> **TASK ITEM**
Each line in the records that mentions the word "this" needs to be listed.

> **RECORDS TO PROCESS**
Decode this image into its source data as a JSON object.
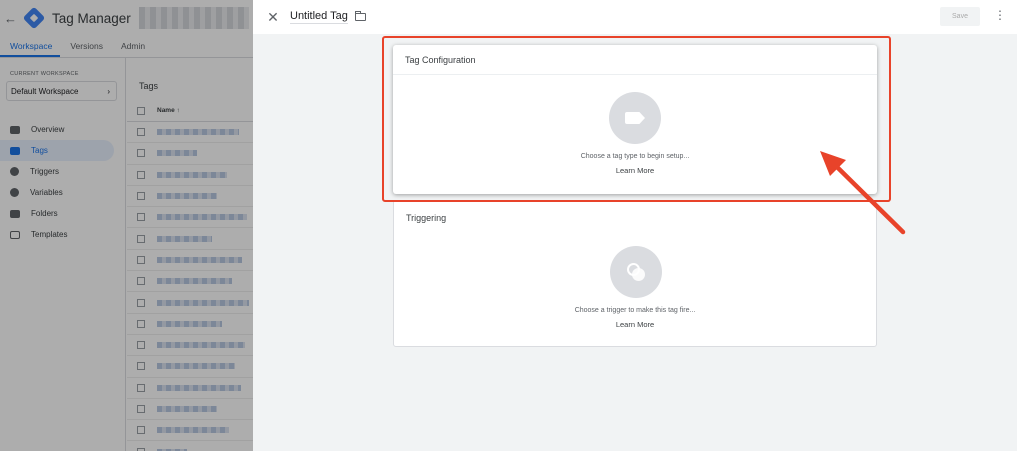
{
  "app": {
    "back": "←",
    "title": "Tag Manager"
  },
  "nav_tabs": [
    "Workspace",
    "Versions",
    "Admin"
  ],
  "sidebar": {
    "workspace_label": "CURRENT WORKSPACE",
    "workspace_name": "Default Workspace",
    "workspace_chevron": "›",
    "items": [
      {
        "label": "Overview",
        "icon": "overview-icon"
      },
      {
        "label": "Tags",
        "icon": "tag-icon"
      },
      {
        "label": "Triggers",
        "icon": "trigger-icon"
      },
      {
        "label": "Variables",
        "icon": "variable-icon"
      },
      {
        "label": "Folders",
        "icon": "folder-icon"
      },
      {
        "label": "Templates",
        "icon": "template-icon"
      }
    ]
  },
  "tags_list": {
    "title": "Tags",
    "column_name": "Name ↑"
  },
  "panel": {
    "close": "✕",
    "tag_name": "Untitled Tag",
    "save_label": "Save",
    "more": "⋮"
  },
  "tag_config": {
    "title": "Tag Configuration",
    "hint": "Choose a tag type to begin setup...",
    "learn_more": "Learn More"
  },
  "triggering": {
    "title": "Triggering",
    "hint": "Choose a trigger to make this tag fire...",
    "learn_more": "Learn More"
  },
  "colors": {
    "accent": "#1a73e8",
    "highlight": "#e8432a"
  }
}
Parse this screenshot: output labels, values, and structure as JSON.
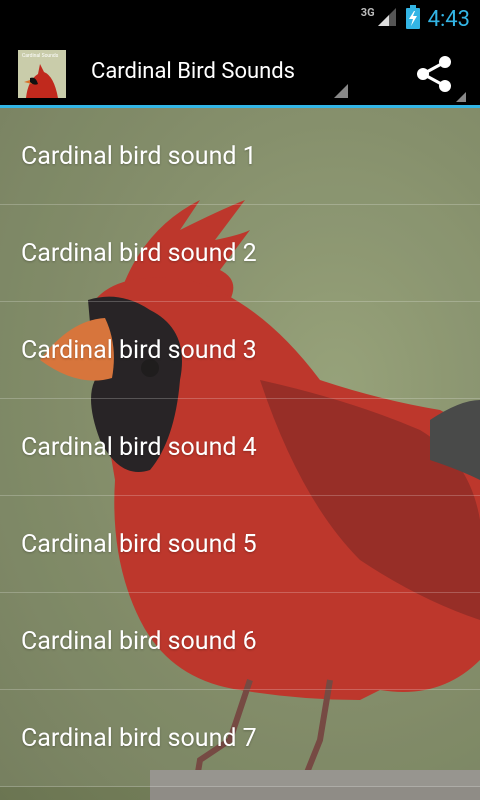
{
  "status_bar": {
    "network": "3G",
    "time": "4:43"
  },
  "action_bar": {
    "title": "Cardinal Bird Sounds",
    "app_icon_text": "Cardinal Sounds",
    "share_icon": "share-icon"
  },
  "list": {
    "items": [
      {
        "label": "Cardinal bird sound 1"
      },
      {
        "label": "Cardinal bird sound 2"
      },
      {
        "label": "Cardinal bird sound 3"
      },
      {
        "label": "Cardinal bird sound 4"
      },
      {
        "label": "Cardinal bird sound 5"
      },
      {
        "label": "Cardinal bird sound 6"
      },
      {
        "label": "Cardinal bird sound 7"
      }
    ]
  },
  "colors": {
    "accent": "#33b5e5",
    "cardinal_red": "#c22a1c"
  }
}
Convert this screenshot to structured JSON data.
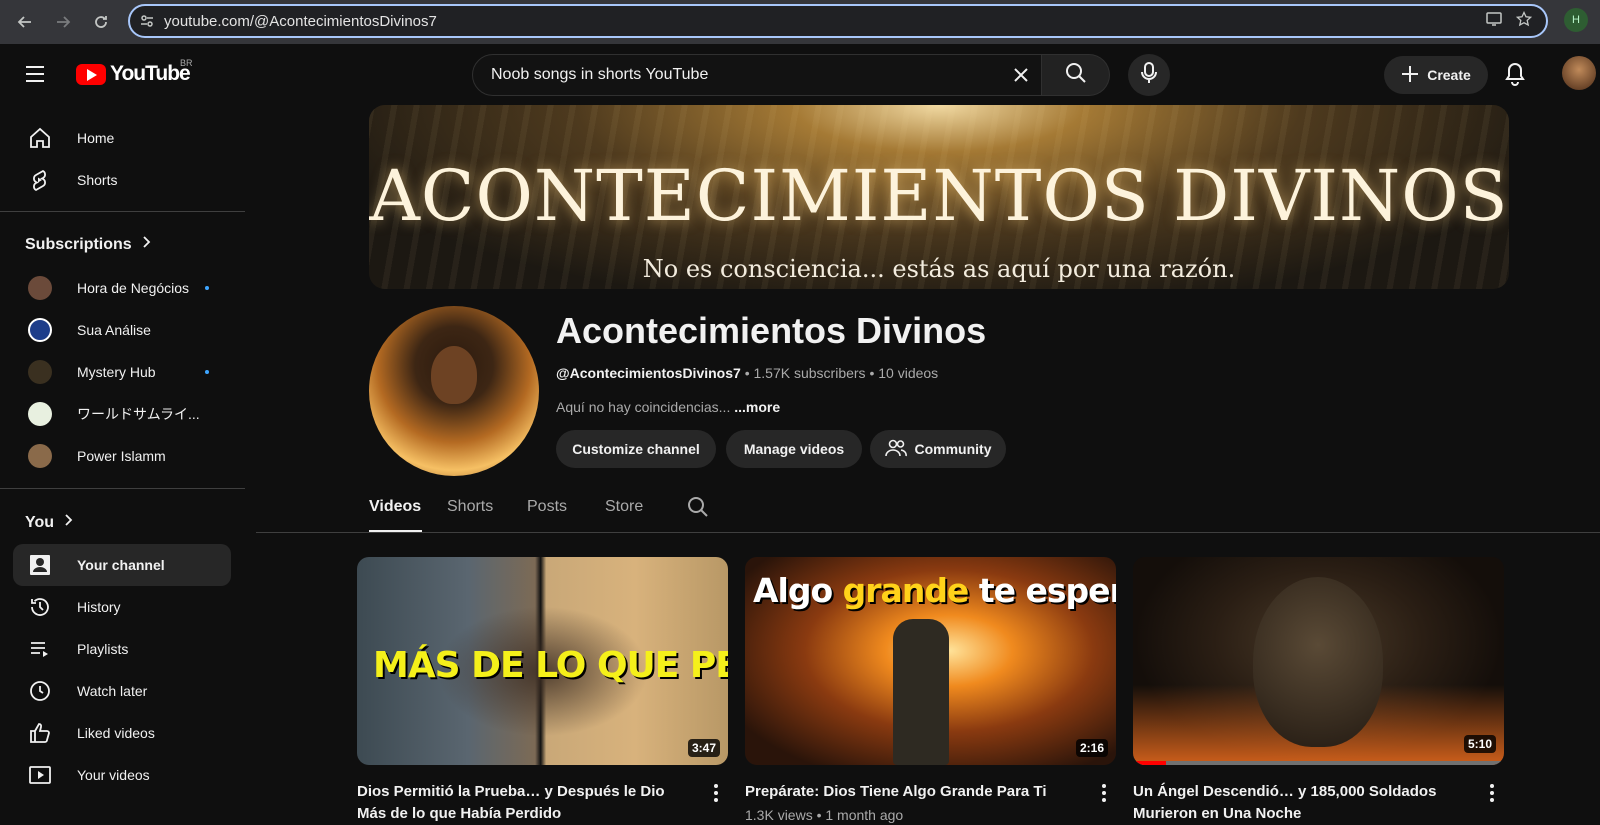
{
  "browser": {
    "url": "youtube.com/@AcontecimientosDivinos7",
    "profile_initial": "H"
  },
  "header": {
    "logo_text": "YouTube",
    "country": "BR",
    "search_query": "Noob songs in shorts YouTube",
    "create_label": "Create"
  },
  "sidebar": {
    "main": [
      {
        "label": "Home",
        "icon": "home-icon"
      },
      {
        "label": "Shorts",
        "icon": "shorts-icon"
      }
    ],
    "subscriptions_heading": "Subscriptions",
    "subscriptions": [
      {
        "label": "Hora de Negócios",
        "new": true,
        "color": "#6b4a3a"
      },
      {
        "label": "Sua Análise",
        "new": false,
        "color": "#1d3d8a"
      },
      {
        "label": "Mystery Hub",
        "new": true,
        "color": "#3a3020"
      },
      {
        "label": "ワールドサムライ...",
        "new": false,
        "color": "#e8f0e0"
      },
      {
        "label": "Power Islamm",
        "new": false,
        "color": "#8a6a4a"
      }
    ],
    "you_heading": "You",
    "you": [
      {
        "label": "Your channel",
        "icon": "your-channel-icon",
        "active": true
      },
      {
        "label": "History",
        "icon": "history-icon"
      },
      {
        "label": "Playlists",
        "icon": "playlists-icon"
      },
      {
        "label": "Watch later",
        "icon": "watch-later-icon"
      },
      {
        "label": "Liked videos",
        "icon": "liked-videos-icon"
      },
      {
        "label": "Your videos",
        "icon": "your-videos-icon"
      }
    ]
  },
  "banner": {
    "title": "ACONTECIMIENTOS DIVINOS",
    "subtitle": "No es consciencia... estás as aquí por una razón."
  },
  "channel": {
    "name": "Acontecimientos Divinos",
    "handle": "@AcontecimientosDivinos7",
    "subscribers": "1.57K subscribers",
    "videos_count": "10 videos",
    "separator": "•",
    "description": "Aquí no hay coincidencias... ",
    "more": "...more",
    "buttons": {
      "customize": "Customize channel",
      "manage": "Manage videos",
      "community": "Community"
    }
  },
  "tabs": [
    "Videos",
    "Shorts",
    "Posts",
    "Store"
  ],
  "videos": [
    {
      "title": "Dios Permitió la Prueba… y Después le Dio Más de lo que Había Perdido",
      "meta": "",
      "duration": "3:47",
      "thumb_text": "MÁS DE LO QUE PERDIÓ",
      "progress": 0
    },
    {
      "title": "Prepárate: Dios Tiene Algo Grande Para Ti",
      "meta": "1.3K views • 1 month ago",
      "duration": "2:16",
      "thumb_text_1": "Algo",
      "thumb_text_2": "grande",
      "thumb_text_3": "te espera",
      "progress": 0
    },
    {
      "title": "Un Ángel Descendió… y 185,000 Soldados Murieron en Una Noche",
      "meta": "",
      "duration": "5:10",
      "progress": 0.09
    }
  ]
}
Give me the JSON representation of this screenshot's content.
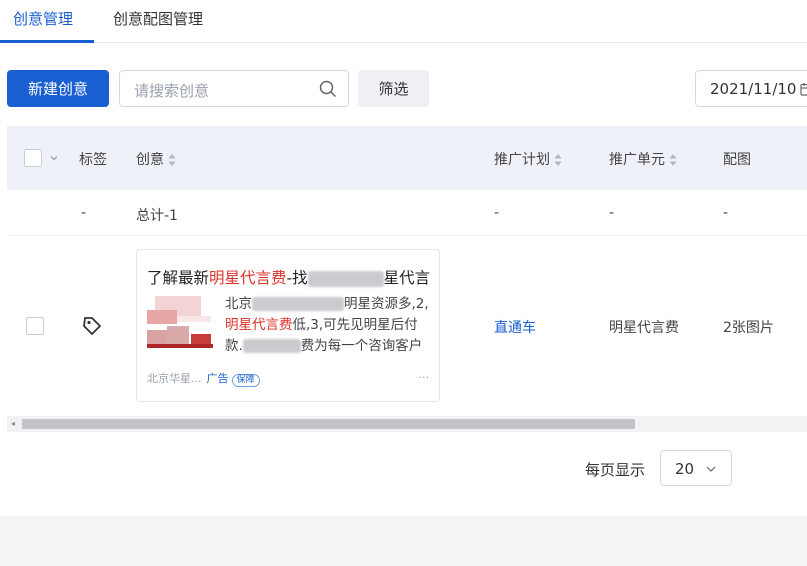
{
  "tabs": [
    {
      "label": "创意管理",
      "active": true
    },
    {
      "label": "创意配图管理",
      "active": false
    }
  ],
  "toolbar": {
    "new_button": "新建创意",
    "search_placeholder": "请搜索创意",
    "filter_button": "筛选",
    "date_value": "2021/11/10"
  },
  "table": {
    "headers": {
      "tag": "标签",
      "creative": "创意",
      "plan": "推广计划",
      "unit": "推广单元",
      "image": "配图"
    },
    "total_row": {
      "tag": "-",
      "creative": "总计-1",
      "plan": "-",
      "unit": "-",
      "image": "-"
    },
    "rows": [
      {
        "creative": {
          "title_prefix": "了解最新",
          "title_highlight": "明星代言费",
          "title_mid": "-找",
          "title_suffix": "星代言",
          "line1_prefix": "北京",
          "line1_suffix": "明星资源多,2,",
          "line2_highlight": "明星代言费",
          "line2_suffix": "低,3,可先见明星后付",
          "line3_prefix": "款.",
          "line3_suffix": "费为每一个咨询客户",
          "footer_source": "北京华星...",
          "footer_ad": "广告",
          "footer_badge": "保障",
          "footer_more": "..."
        },
        "plan": "直通车",
        "unit": "明星代言费",
        "image": "2张图片"
      }
    ]
  },
  "pagination": {
    "label": "每页显示",
    "page_size": "20"
  },
  "colors": {
    "accent": "#1a5fd1",
    "highlight": "#e0322b",
    "header_bg": "#eef1f7"
  }
}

> **EXPECTED ANSWER**
Decode this image into its source data as a JSON object.
    "hint": "Choose a trigger to make this tag fire...",
Parse this screenshot: output labels, values, and structure as JSON.
Convert this screenshot to structured JSON data.
Give me the JSON representation of this screenshot's content.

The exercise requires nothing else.